    One of the things they often sacrifice is backwards compatibility, which is one good reason Java has been very successful.  Try adding a dependency in Scala, and you soon long for the years of Java, as you and your dependencies are trying to keep up with the latest Scala release.  That's before you then wish it was all in the language itself.  Next, someone adds it to the language, or adds yet another DSL to take care of it, and then you start to wish the syntax didn't change all the time as you're trying ot understand where it's all coming from.
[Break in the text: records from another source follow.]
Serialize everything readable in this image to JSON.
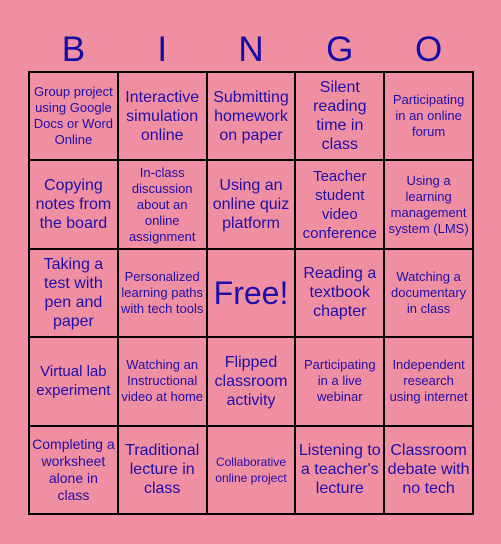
{
  "header": {
    "letters": [
      "B",
      "I",
      "N",
      "G",
      "O"
    ]
  },
  "board": {
    "cells": [
      "Group project using Google Docs or Word Online",
      "Interactive simulation online",
      "Submitting homework on paper",
      "Silent reading time in class",
      "Participating in an online forum",
      "Copying notes from the board",
      "In-class discussion about an online assignment",
      "Using an online quiz platform",
      "Teacher student video conference",
      "Using a learning management system (LMS)",
      "Taking a test with pen and paper",
      "Personalized learning paths with tech tools",
      "Free!",
      "Reading a textbook chapter",
      "Watching a documentary in class",
      "Virtual lab experiment",
      "Watching an Instructional video at home",
      "Flipped classroom activity",
      "Participating in a live webinar",
      "Independent research using internet",
      "Completing a worksheet alone in class",
      "Traditional lecture in class",
      "Collaborative online project",
      "Listening to a teacher's lecture",
      "Classroom debate with no tech"
    ]
  },
  "colors": {
    "background": "#f08fa2",
    "text": "#1e0ea8",
    "grid": "#000000"
  }
}
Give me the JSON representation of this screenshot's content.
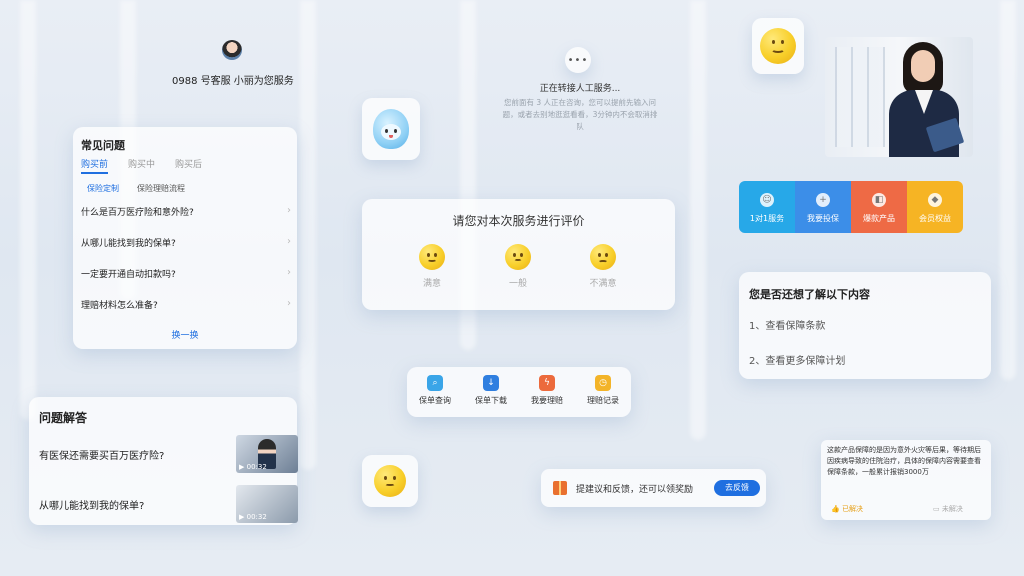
{
  "agent": {
    "line": "0988  号客服 小丽为您服务"
  },
  "faq": {
    "title": "常见问题",
    "tabs": [
      "购买前",
      "购买中",
      "购买后"
    ],
    "subtabs": [
      "保险定制",
      "保险理赔流程"
    ],
    "questions": [
      "什么是百万医疗险和意外险?",
      "从哪儿能找到我的保单?",
      "一定要开通自动扣款吗?",
      "理赔材料怎么准备?"
    ],
    "more": "换一换"
  },
  "qa": {
    "title": "问题解答",
    "items": [
      {
        "question": "有医保还需要买百万医疗险?",
        "duration": "00:32"
      },
      {
        "question": "从哪儿能找到我的保单?",
        "duration": "00:32"
      }
    ]
  },
  "transfer": {
    "title": "正在转接人工服务...",
    "desc": "您前面有 3 人正在咨询，您可以提前先输入问题，或者去别地逛逛看看，3分钟内不会取消排队"
  },
  "rating": {
    "title": "请您对本次服务进行评价",
    "options": [
      "满意",
      "一般",
      "不满意"
    ]
  },
  "services": [
    "保单查询",
    "保单下载",
    "我要理赔",
    "理赔记录"
  ],
  "feedback": {
    "text": "提建议和反馈，还可以领奖励",
    "button": "去反馈"
  },
  "quick": [
    {
      "label": "1对1服务",
      "color": "#27a8e8"
    },
    {
      "label": "我要投保",
      "color": "#3c8ee8"
    },
    {
      "label": "爆款产品",
      "color": "#ee6a45"
    },
    {
      "label": "会员权益",
      "color": "#f6b424"
    }
  ],
  "related": {
    "title": "您是否还想了解以下内容",
    "items": [
      "1、查看保障条款",
      "2、查看更多保障计划"
    ]
  },
  "answer": {
    "text": "这款产品保障的是因为意外火灾等后果，等待期后因疾病导致的住院治疗，具体的保障内容需要查看保障条款，一般累计报销3000万",
    "solved": "已解决",
    "unsolved": "未解决"
  },
  "colors": {
    "accent": "#1f6fe0",
    "emoji": "#f8cf2a"
  }
}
    Sure, there are a lot of things that are downright painful to achieve in the Java language (such as most things to do with math), but general logic is easy to follow even for inexperienced developers.  If you stick with a few basic principles, such as the SOLID principles, most developers can write (mostly) readable code.  A lot of the 'alternative' languages lets the developer grow with the language, opening new doors as the developers achieves higher levels of proficiency, but that often leads to code that gets progressively harder to read for anyone who've not yet attained that level, or code which is superficially simple but subtly disguises any problems so they become hard to fix. 

    The alternative JVM language scene is a mixed scene with a few, very vocal early adopters. Then there's larger crowd of followers who are aiming to get in early, with a small hope that they'll be in good position to be appreciated as masters for a while, should it pick up.   But few of these languages have reached critical mass to enjoy anything like the lifetime of Java.  Will your language have good access to competent people in 10 years time, or are you going to be the only bearded guy left in the room, forever condemned to maintain that one system?